Don’t forget to arrange a ride for your friend upon their release on bond. Many police stations and county jails are not located in the safest neighborhoods, and your loved one may be released in the middle of the night.
Don’t neglect day-to-day needs.
If your loved one is unable to post bond, they may need your help making necessary arrangements. For example, you will want to provide the jail (or your defense attorney) with all of your loved one’s prescriptions and medications. Also, you may want to contact your loved one’s school, work, or community organizations to inform them of future absences. Make certain that things like rent or utilities do not go unpaid while your loved one is incarcerated.
Make sure your loved one has a system for remembering court dates.
Missing a court date can spell disaster for your friend or loved one. A failure to appear can result in your friend or loved one being re-arrested. They will be subject to a bail increase if they can even get bail at all. The prosecutor may pursue additional charges. If your friend or loved one has a smart phone that was not seized by police, they should use a calendar app to record all of their court dates and can usually set up alarms and reminders. If they don’t have a smart phone, an inexpensive paper calendar or planner can usually be found at the office supply store for a few dollars. Make sure they are in the habit of writing down their court dates and that they check it regularly.
Arrange a ride.
The judge and prosecutor will not be persuaded to help your friend or loved one if they missed court because they don’t have a ride. Judges and prosecutors always think it is your friend or loved one’s responsibility to arrange to get to court. They will expect them to have cab or bus fare if they don’t have a car, and they’ll expect them to catch their cab or bus early enough to arrive at court on time. If they will rely on a friend for a ride, make sure that their ride is trustworthy, punctual, and has a vehicle that is reliable.

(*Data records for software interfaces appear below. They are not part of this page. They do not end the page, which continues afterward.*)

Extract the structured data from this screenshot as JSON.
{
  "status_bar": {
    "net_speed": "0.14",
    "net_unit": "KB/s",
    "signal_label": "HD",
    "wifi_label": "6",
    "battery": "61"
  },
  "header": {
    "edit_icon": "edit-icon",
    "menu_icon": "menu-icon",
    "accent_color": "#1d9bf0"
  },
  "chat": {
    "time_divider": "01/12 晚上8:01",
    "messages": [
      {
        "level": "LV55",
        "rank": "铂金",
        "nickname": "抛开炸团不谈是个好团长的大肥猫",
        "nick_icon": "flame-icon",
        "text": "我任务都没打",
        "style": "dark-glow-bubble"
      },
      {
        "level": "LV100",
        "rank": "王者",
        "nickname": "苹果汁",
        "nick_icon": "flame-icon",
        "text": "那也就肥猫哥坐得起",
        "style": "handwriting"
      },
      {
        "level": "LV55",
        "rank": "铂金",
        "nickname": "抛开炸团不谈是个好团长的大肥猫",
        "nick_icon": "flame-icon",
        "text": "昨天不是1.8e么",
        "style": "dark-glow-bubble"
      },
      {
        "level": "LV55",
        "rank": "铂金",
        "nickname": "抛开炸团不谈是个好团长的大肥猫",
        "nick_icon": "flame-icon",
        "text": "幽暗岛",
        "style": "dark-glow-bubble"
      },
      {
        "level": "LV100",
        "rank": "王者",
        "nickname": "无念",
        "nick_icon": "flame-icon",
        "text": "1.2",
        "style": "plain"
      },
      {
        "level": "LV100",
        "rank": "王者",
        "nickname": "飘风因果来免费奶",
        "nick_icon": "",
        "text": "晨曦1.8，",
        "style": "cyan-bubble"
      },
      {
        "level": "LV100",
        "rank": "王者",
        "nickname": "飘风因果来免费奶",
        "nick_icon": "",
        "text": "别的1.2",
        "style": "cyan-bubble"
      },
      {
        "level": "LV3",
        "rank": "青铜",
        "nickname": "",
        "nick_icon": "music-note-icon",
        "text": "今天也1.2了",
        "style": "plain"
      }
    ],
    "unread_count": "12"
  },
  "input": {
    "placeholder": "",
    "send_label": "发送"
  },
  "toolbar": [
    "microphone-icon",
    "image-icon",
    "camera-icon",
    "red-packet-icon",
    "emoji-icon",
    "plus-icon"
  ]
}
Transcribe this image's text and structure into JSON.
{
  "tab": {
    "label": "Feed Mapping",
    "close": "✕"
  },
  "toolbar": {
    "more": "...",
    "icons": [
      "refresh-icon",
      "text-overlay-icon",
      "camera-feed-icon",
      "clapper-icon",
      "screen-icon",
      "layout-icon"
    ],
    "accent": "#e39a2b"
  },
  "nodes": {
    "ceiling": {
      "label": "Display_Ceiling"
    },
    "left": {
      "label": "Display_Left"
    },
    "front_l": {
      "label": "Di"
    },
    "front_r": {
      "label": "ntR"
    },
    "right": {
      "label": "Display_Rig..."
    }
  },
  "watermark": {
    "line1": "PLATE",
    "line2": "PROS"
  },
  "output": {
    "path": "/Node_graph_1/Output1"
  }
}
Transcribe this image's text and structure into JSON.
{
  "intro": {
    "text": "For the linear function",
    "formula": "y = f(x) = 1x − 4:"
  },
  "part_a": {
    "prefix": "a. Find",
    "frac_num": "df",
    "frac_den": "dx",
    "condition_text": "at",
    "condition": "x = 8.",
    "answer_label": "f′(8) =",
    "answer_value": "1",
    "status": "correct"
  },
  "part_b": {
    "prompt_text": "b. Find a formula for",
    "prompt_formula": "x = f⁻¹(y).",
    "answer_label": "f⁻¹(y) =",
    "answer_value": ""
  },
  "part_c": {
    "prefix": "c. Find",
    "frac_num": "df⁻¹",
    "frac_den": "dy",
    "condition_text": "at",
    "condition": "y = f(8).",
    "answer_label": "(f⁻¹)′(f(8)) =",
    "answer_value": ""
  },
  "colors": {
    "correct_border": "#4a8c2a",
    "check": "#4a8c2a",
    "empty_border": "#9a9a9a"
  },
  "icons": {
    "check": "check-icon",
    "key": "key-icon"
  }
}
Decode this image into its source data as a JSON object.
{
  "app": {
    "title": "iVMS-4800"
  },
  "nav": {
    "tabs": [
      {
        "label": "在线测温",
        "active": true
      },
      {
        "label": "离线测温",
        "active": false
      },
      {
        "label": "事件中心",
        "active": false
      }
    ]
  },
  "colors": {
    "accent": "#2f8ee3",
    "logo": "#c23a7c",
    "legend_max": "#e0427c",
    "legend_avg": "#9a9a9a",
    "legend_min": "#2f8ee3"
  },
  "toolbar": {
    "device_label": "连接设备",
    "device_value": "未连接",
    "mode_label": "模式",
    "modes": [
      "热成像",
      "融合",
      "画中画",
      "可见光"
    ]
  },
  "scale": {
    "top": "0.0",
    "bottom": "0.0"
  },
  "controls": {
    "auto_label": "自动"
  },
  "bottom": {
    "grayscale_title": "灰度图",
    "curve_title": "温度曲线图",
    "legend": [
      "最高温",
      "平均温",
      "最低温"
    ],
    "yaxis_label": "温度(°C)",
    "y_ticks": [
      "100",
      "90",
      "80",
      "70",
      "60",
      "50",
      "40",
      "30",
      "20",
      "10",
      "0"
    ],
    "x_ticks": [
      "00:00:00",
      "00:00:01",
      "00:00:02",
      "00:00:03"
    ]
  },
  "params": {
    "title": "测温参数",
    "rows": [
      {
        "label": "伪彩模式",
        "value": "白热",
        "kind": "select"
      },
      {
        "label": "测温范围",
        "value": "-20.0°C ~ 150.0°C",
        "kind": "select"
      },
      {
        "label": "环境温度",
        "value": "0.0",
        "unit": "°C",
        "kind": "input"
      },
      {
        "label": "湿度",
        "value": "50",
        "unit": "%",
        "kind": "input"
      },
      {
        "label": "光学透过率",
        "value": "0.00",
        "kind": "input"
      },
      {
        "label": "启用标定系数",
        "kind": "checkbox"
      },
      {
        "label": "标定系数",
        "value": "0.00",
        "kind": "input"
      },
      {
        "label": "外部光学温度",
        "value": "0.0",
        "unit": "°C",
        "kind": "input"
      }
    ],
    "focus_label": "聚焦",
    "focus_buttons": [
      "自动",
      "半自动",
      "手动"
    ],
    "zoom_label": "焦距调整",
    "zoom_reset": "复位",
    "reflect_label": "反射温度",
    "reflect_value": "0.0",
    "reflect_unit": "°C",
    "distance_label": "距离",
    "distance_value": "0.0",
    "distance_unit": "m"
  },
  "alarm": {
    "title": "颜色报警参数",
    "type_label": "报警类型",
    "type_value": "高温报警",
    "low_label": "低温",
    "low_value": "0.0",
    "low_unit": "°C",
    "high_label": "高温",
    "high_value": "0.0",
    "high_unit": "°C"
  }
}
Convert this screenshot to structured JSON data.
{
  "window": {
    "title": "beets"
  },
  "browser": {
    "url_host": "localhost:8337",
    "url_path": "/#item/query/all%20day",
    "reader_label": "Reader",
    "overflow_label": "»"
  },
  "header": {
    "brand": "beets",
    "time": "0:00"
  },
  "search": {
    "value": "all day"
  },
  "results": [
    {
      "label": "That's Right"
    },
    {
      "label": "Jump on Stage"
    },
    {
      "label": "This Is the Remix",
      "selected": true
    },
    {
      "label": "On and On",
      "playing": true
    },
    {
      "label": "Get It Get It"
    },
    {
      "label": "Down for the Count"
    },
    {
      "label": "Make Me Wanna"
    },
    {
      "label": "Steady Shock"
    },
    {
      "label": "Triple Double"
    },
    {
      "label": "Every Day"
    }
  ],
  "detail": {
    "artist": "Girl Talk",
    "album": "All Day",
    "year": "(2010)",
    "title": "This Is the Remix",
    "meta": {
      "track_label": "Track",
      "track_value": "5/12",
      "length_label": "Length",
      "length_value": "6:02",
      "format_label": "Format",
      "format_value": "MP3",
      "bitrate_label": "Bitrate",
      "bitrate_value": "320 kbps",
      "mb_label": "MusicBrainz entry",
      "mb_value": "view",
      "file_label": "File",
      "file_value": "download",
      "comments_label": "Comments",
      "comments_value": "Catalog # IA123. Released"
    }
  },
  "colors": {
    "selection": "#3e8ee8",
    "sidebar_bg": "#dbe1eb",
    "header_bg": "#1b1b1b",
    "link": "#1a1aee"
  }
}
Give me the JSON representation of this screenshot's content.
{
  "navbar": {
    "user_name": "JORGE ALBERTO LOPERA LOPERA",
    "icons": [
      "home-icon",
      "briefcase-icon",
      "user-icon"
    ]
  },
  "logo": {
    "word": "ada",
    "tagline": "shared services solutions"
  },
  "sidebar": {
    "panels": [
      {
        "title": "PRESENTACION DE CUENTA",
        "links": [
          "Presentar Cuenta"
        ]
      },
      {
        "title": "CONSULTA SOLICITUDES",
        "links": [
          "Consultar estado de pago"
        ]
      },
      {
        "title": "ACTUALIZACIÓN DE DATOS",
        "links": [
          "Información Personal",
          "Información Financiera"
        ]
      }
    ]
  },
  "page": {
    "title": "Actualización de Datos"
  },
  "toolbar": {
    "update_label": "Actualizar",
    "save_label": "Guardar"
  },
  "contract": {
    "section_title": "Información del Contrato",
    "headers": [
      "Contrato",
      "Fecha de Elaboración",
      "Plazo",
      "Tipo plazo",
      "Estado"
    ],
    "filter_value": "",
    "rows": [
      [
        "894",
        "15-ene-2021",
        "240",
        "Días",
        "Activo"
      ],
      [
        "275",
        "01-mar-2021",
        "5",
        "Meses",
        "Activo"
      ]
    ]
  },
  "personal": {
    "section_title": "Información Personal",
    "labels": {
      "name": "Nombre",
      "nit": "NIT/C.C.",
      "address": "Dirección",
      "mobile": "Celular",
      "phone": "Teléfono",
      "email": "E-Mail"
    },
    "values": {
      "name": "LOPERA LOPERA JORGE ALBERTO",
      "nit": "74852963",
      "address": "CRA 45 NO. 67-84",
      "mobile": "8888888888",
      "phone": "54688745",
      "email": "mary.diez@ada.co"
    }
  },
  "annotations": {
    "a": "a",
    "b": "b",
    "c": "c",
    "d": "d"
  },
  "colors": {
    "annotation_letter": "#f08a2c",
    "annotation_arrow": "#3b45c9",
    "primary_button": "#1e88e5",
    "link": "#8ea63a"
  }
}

If they miss their ride or get sick, make sure they call their criminal defense attorney as soon as possible so the attorney can let the court know. If they can’t reach their lawyer, have them call the clerk in the courtroom and let them know (briefly!) that nature of the problem (e.g., missed bus, car broke down, etc.) and their estimated time of arrival—the sooner, the better.